Senior Minister, First Central Congregational United Church of Christ of Omaha

On October 31, 1948, my predecessor as Senior Minister at the First Central Congregational Church of Omaha, the Rev. Dr. Harold Jaynes, preached about the core principles of Protestantism and that sermon included this statement, which stands as a warning to us in 2023:

"We [should not] be deceived by those who claim they are interested in religious liberty when they are only interested in liberty to impose their interpretations of religion upon others."

Essential to the American tradition is the idea of a public space in which everyone's views are allowed to interact. For this public space to exist, everyone must be granted equality and mutual respect. It does not mean that you have to agree with everyone else, quite the contrary. It means that in the public sphere you cannot try to impose your views on someone else. Instead, you must grant them the respect and the equality that is their fundamental human right. You must acknowledge their dignity, their conscience. Religious liberty rests on the ancient principle: "You shall love your neighbor as yourself."

 And this, my friends, is why I'm so deeply troubled by the recent misuse of the concept "religious freedom." Let me state emphatically, and so that I am not misunderstood—in the public sphere no one has a religious right to discriminate against another human being.

Discrimination, not treating another person with the respect that they are entitled to, refusing equal treatment—these things are direct contradictions of religious liberty. They are hostile to it.

It is brazen dishonesty to wrap your biases in the language of religious freedom. It risks substantial harm to the Republic. To the entire American democratic experiment. And even to the Christian gospel.

It is Orwellian to use a term to describe its exact opposite.
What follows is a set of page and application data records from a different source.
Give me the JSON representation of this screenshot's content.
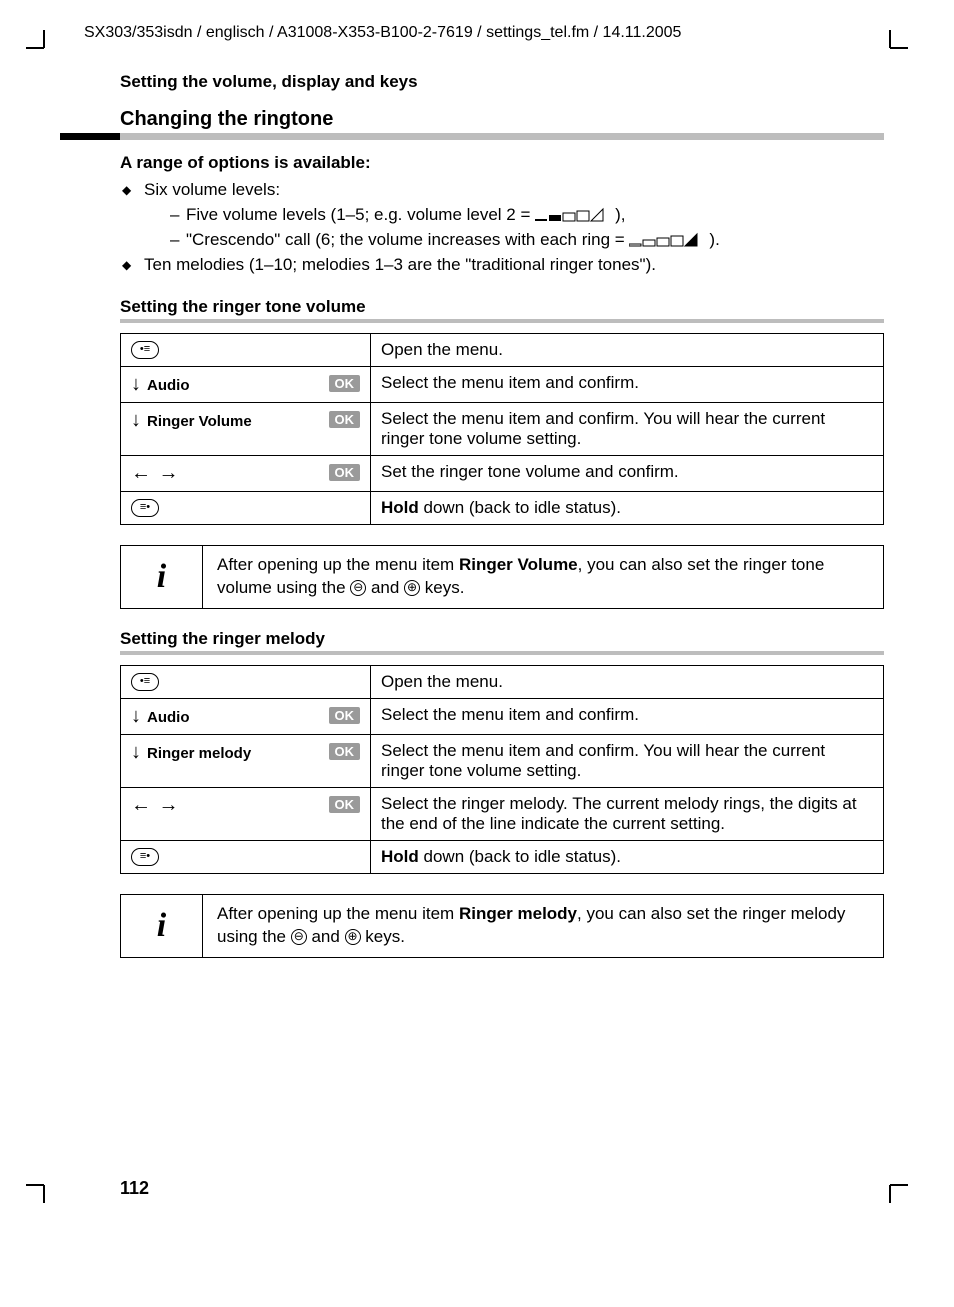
{
  "header_path": "SX303/353isdn / englisch / A31008-X353-B100-2-7619 / settings_tel.fm / 14.11.2005",
  "section_title": "Setting the volume, display and keys",
  "h2": "Changing the ringtone",
  "intro_bold": "A range of options is available:",
  "bullet1": "Six volume levels:",
  "dash1_pre": "Five volume levels (1–5; e.g. volume level 2 = ",
  "dash1_post": "),",
  "dash2_pre": "\"Crescendo\" call (6; the volume increases with each ring = ",
  "dash2_post": ").",
  "bullet2": "Ten melodies (1–10; melodies 1–3 are the \"traditional ringer tones\").",
  "h3a": "Setting the ringer tone volume",
  "table_a": {
    "r1_desc": "Open the menu.",
    "r2_label": "Audio",
    "r2_desc": "Select the menu item and confirm.",
    "r3_label": "Ringer Volume",
    "r3_desc": "Select the menu item and confirm. You will hear the current ringer tone volume setting.",
    "r4_desc": "Set the ringer tone volume and confirm.",
    "r5_hold": "Hold",
    "r5_rest": " down (back to idle status).",
    "ok": "OK"
  },
  "info_a_pre": "After opening up the menu item ",
  "info_a_bold": "Ringer Volume",
  "info_a_mid": ", you can also set the ringer tone volume using the ",
  "info_a_and": " and ",
  "info_a_post": " keys.",
  "h3b": "Setting the ringer melody",
  "table_b": {
    "r1_desc": "Open the menu.",
    "r2_label": "Audio",
    "r2_desc": "Select the menu item and confirm.",
    "r3_label": "Ringer melody",
    "r3_desc": "Select the menu item and confirm. You will hear the current ringer tone volume setting.",
    "r4_desc": "Select the ringer melody. The current melody rings, the digits at the end of the line indicate the current setting.",
    "r5_hold": "Hold",
    "r5_rest": " down (back to idle status).",
    "ok": "OK"
  },
  "info_b_pre": "After opening up the menu item ",
  "info_b_bold": "Ringer melody",
  "info_b_mid": ", you can also set the ringer melody using the ",
  "info_b_and": " and ",
  "info_b_post": " keys.",
  "page_num": "112",
  "key_minus": "⊖",
  "key_plus": "⊕",
  "menu_key": "•≡",
  "end_key": "≡•"
}
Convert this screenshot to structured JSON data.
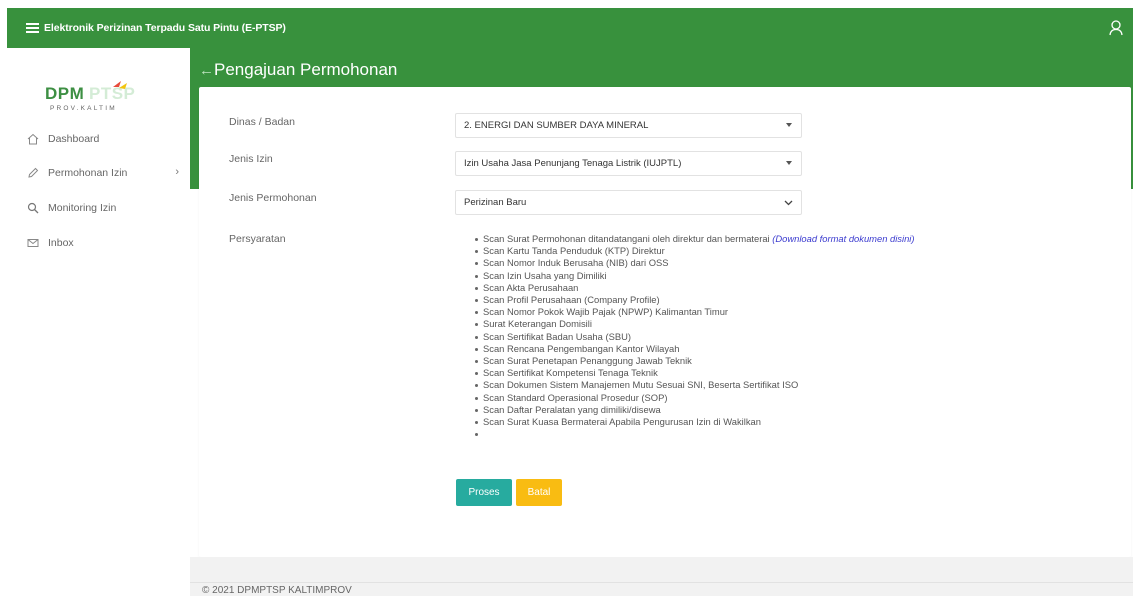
{
  "app": {
    "title": "Elektronik Perizinan Terpadu Satu Pintu (E-PTSP)"
  },
  "logo": {
    "main": "DPMPTSP",
    "sub": "PROV.KALTIM"
  },
  "sidebar": {
    "items": [
      {
        "label": "Dashboard",
        "icon": "home-icon"
      },
      {
        "label": "Permohonan Izin",
        "icon": "pencil-icon",
        "chevron": "›"
      },
      {
        "label": "Monitoring Izin",
        "icon": "search-icon"
      },
      {
        "label": "Inbox",
        "icon": "mail-icon"
      }
    ]
  },
  "header": {
    "title": "Pengajuan Permohonan"
  },
  "form": {
    "dinas": {
      "label": "Dinas / Badan",
      "value": "2. ENERGI DAN SUMBER DAYA MINERAL"
    },
    "jenis_izin": {
      "label": "Jenis Izin",
      "value": "Izin Usaha Jasa Penunjang Tenaga Listrik (IUJPTL)"
    },
    "jenis_permohonan": {
      "label": "Jenis Permohonan",
      "value": "Perizinan Baru"
    },
    "persyaratan": {
      "label": "Persyaratan",
      "first_item": "Scan Surat Permohonan ditandatangani oleh direktur dan bermaterai ",
      "download_link": "(Download format dokumen disini)",
      "items": [
        "Scan Kartu Tanda Penduduk (KTP) Direktur",
        "Scan Nomor Induk Berusaha (NIB) dari OSS",
        "Scan Izin Usaha yang Dimiliki",
        "Scan Akta Perusahaan",
        "Scan Profil Perusahaan (Company Profile)",
        "Scan Nomor Pokok Wajib Pajak (NPWP) Kalimantan Timur",
        "Surat Keterangan Domisili",
        "Scan Sertifikat Badan Usaha (SBU)",
        "Scan Rencana Pengembangan Kantor Wilayah",
        "Scan Surat Penetapan Penanggung Jawab Teknik",
        "Scan Sertifikat Kompetensi Tenaga Teknik",
        "Scan Dokumen Sistem Manajemen Mutu Sesuai SNI, Beserta Sertifikat ISO",
        "Scan Standard Operasional Prosedur (SOP)",
        "Scan Daftar Peralatan yang dimiliki/disewa",
        "Scan Surat Kuasa Bermaterai Apabila Pengurusan Izin di Wakilkan"
      ]
    },
    "buttons": {
      "proses": "Proses",
      "batal": "Batal"
    }
  },
  "footer": {
    "text": "© 2021 DPMPTSP KALTIMPROV"
  },
  "colors": {
    "primary": "#38913d",
    "proses": "#27ab9f",
    "batal": "#f9bc12",
    "link": "#3b3bcf"
  }
}
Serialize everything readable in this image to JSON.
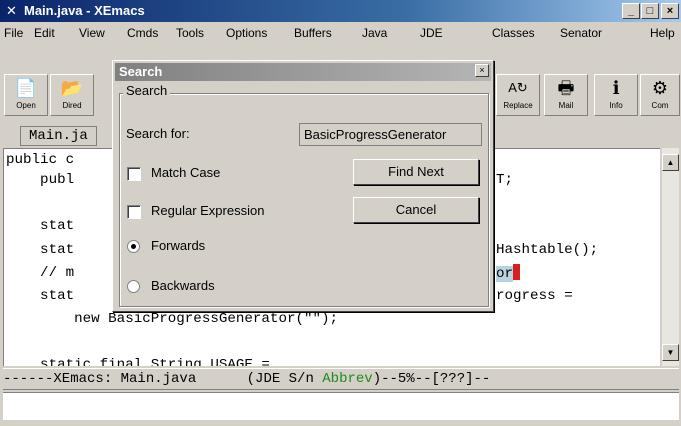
{
  "window": {
    "title": "Main.java - XEmacs",
    "min_label": "_",
    "max_label": "□",
    "close_label": "×"
  },
  "menu": [
    {
      "label": "File"
    },
    {
      "label": "Edit"
    },
    {
      "label": "View"
    },
    {
      "label": "Cmds"
    },
    {
      "label": "Tools"
    },
    {
      "label": "Options"
    },
    {
      "label": "Buffers"
    },
    {
      "label": "Java"
    },
    {
      "label": "JDE"
    },
    {
      "label": "Classes"
    },
    {
      "label": "Senator"
    },
    {
      "label": "Help"
    }
  ],
  "toolbar": [
    {
      "label": "Open",
      "icon": "📄"
    },
    {
      "label": "Dired",
      "icon": "📂"
    },
    {
      "label": "Replace",
      "icon": "A↻"
    },
    {
      "label": "Mail",
      "icon": "🖶"
    },
    {
      "label": "Info",
      "icon": "ℹ"
    },
    {
      "label": "Com",
      "icon": "⚙"
    }
  ],
  "buffer_tab": "Main.ja",
  "code": {
    "l1a": "public c",
    "l2a": "    publ",
    "l2b": "T;",
    "l4a": "    stat",
    "l5a": "    stat",
    "l5b": "Hashtable();",
    "l6a": "    // m",
    "l6b": "or",
    "l7a": "    stat",
    "l7b": "rogress =",
    "l8": "        new BasicProgressGenerator(\"\");",
    "l10": "    static final String USAGE ="
  },
  "modeline": {
    "pre": "------XEmacs: Main.java      (JDE S/n ",
    "abbrev": "Abbrev",
    "post": ")--5%--[???]--"
  },
  "dialog": {
    "title": "Search",
    "group_label": "Search",
    "search_for_label": "Search for:",
    "search_value": "BasicProgressGenerator",
    "match_case": "Match Case",
    "regex": "Regular Expression",
    "forwards": "Forwards",
    "backwards": "Backwards",
    "find_next": "Find Next",
    "cancel": "Cancel",
    "match_case_checked": false,
    "regex_checked": false,
    "direction": "forwards"
  }
}
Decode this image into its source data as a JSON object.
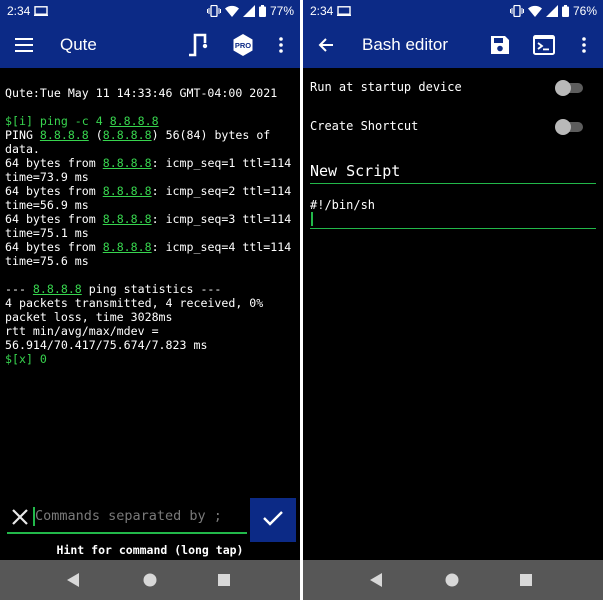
{
  "left_screen": {
    "status_bar": {
      "time": "2:34",
      "battery": "77%"
    },
    "app_bar": {
      "title": "Qute"
    },
    "terminal": {
      "lines": [
        [
          {
            "t": "Qute:Tue May 11 14:33:46 GMT-04:00 2021"
          }
        ],
        [],
        [
          {
            "t": "$[i] ping -c 4 ",
            "c": "g"
          },
          {
            "t": "8.8.8.8",
            "c": "g ul"
          }
        ],
        [
          {
            "t": "PING "
          },
          {
            "t": "8.8.8.8",
            "c": "g ul"
          },
          {
            "t": " ("
          },
          {
            "t": "8.8.8.8",
            "c": "g ul"
          },
          {
            "t": ") 56(84) bytes of"
          }
        ],
        [
          {
            "t": "data."
          }
        ],
        [
          {
            "t": "64 bytes from "
          },
          {
            "t": "8.8.8.8",
            "c": "g ul"
          },
          {
            "t": ": icmp_seq=1 ttl=114"
          }
        ],
        [
          {
            "t": "time=73.9 ms"
          }
        ],
        [
          {
            "t": "64 bytes from "
          },
          {
            "t": "8.8.8.8",
            "c": "g ul"
          },
          {
            "t": ": icmp_seq=2 ttl=114"
          }
        ],
        [
          {
            "t": "time=56.9 ms"
          }
        ],
        [
          {
            "t": "64 bytes from "
          },
          {
            "t": "8.8.8.8",
            "c": "g ul"
          },
          {
            "t": ": icmp_seq=3 ttl=114"
          }
        ],
        [
          {
            "t": "time=75.1 ms"
          }
        ],
        [
          {
            "t": "64 bytes from "
          },
          {
            "t": "8.8.8.8",
            "c": "g ul"
          },
          {
            "t": ": icmp_seq=4 ttl=114"
          }
        ],
        [
          {
            "t": "time=75.6 ms"
          }
        ],
        [],
        [
          {
            "t": "--- "
          },
          {
            "t": "8.8.8.8",
            "c": "g ul"
          },
          {
            "t": " ping statistics ---"
          }
        ],
        [
          {
            "t": "4 packets transmitted, 4 received, 0%"
          }
        ],
        [
          {
            "t": "packet loss, time 3028ms"
          }
        ],
        [
          {
            "t": "rtt min/avg/max/mdev ="
          }
        ],
        [
          {
            "t": "56.914/70.417/75.674/7.823 ms"
          }
        ],
        [
          {
            "t": "$[x] 0",
            "c": "g"
          }
        ]
      ]
    },
    "command_input": {
      "placeholder": "Commands separated by ;"
    },
    "hint": "Hint for command (long tap)"
  },
  "right_screen": {
    "status_bar": {
      "time": "2:34",
      "battery": "76%"
    },
    "app_bar": {
      "title": "Bash editor"
    },
    "settings": [
      {
        "label": "Run at startup device",
        "enabled": false
      },
      {
        "label": "Create Shortcut",
        "enabled": false
      }
    ],
    "script_name": "New Script",
    "script_body": "#!/bin/sh"
  },
  "colors": {
    "app_bar": "#0c2a86",
    "accent_green": "#37d44e",
    "background": "#000000",
    "nav_bar": "#575757"
  },
  "icons": {
    "left_app_bar": [
      "menu-icon",
      "route-icon",
      "pro-badge-icon",
      "more-vert-icon"
    ],
    "right_app_bar": [
      "back-arrow-icon",
      "save-icon",
      "terminal-icon",
      "more-vert-icon"
    ],
    "nav_bar": [
      "back-icon",
      "home-icon",
      "recents-icon"
    ]
  }
}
This dishonesty must be resisted.

Religious liberty, as historically understood, as rooted in the biblical tradition, as enshrined in our Constitution, demands equality of all persons, demands mutual respect of all persons, demands that in the public sphere everyone be treated the same.

I urge you, therefore, to oppose LB277.